For instance, the burden of adding coding to curricula ignores the fact that the English literacy rate in America is still abysmal: 45 million U.S. adults are “functionally illiterate” and “read below a 5th grade level,” according to data gathered by the Literacy Project Foundation. Almost half of all Americans read “so poorly that they are unable to perform simple tasks such as reading prescription drug labels.” The reading proficiency of Americans is much lower than most other developed countries, and it’s declining. We have enough trouble raising English literacy rates, let alone increasing basic computer literacy: the ability to effectively use computers to, say, access programs or log onto the internet. Throwing coding literacy into the mix means further divvying up scarce resources. Teaching code is expensive. It requires more computers and trained teachers, which many cash-strapped schools don’t have the luxury of providing.

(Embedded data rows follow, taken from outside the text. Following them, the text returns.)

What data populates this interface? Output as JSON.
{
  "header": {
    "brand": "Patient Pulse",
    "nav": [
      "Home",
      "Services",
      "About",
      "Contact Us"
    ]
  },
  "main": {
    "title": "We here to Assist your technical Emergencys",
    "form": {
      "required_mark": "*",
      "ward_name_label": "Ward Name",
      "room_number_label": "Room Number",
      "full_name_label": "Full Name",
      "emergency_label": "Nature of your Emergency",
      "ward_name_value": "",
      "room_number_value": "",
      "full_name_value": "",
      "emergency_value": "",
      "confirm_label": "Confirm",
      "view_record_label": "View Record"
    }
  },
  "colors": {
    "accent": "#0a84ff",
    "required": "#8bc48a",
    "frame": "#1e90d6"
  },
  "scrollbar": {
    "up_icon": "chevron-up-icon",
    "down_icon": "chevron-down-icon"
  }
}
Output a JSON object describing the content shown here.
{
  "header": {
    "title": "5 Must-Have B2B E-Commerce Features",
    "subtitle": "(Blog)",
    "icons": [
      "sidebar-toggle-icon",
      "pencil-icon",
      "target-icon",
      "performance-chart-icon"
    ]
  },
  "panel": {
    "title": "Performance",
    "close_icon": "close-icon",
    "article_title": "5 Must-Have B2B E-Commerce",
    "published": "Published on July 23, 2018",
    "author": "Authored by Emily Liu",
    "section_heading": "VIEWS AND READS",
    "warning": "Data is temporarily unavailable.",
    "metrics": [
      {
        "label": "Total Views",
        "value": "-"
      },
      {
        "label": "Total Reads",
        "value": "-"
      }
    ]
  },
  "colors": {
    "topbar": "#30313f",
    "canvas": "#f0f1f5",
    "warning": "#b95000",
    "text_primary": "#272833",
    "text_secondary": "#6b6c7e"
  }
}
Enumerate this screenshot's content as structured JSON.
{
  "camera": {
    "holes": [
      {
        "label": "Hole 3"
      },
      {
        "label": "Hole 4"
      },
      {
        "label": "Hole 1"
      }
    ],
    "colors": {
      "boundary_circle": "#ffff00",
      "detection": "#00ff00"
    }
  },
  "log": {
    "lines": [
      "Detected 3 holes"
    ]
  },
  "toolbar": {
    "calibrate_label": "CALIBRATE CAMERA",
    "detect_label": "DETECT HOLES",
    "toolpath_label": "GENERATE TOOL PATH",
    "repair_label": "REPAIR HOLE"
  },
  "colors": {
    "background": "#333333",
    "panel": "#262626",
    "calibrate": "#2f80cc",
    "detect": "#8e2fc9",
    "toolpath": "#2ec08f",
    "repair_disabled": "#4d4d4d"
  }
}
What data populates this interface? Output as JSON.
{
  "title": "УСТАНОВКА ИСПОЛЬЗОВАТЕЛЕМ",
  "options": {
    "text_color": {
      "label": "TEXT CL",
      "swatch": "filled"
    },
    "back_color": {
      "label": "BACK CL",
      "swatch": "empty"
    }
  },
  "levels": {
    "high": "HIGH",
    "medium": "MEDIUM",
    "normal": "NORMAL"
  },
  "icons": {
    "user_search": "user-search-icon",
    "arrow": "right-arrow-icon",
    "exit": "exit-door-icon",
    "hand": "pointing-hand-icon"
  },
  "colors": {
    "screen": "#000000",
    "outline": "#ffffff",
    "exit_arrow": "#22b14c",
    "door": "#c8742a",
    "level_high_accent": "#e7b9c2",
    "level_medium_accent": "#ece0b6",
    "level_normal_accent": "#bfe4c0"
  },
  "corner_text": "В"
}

In reading the entirety of Sadowski’s opinion, I see his heart is in the right place. I do disagree with him, however, because I believe coding can be taught in conjunction with reading and (traditional) writing. For example, teach a student the basics of HTML and then have him or her write an essay within <p> tags. Voila, the student is on his or her way toward publishing on the internet while learning how to construct an essay.

I’m an educator who’s about to teach a little coding during an enrichment period on Wednesday. This isn’t costing my district a penny (contrary to Sadowski’s piece)–I’m doing it of my own accord because I believe coding is a skill that will enrich my students’ lives. And the kids who may be a little behind when it comes to national literacy scores, well, the knowledge that they can produce their own website by learning how to write sentences and code may help them excel in the more traditional aspects of school.

Learning to program makes the “Why am I learning this?” less abstract. Young people know why they’re learning it: For a better future.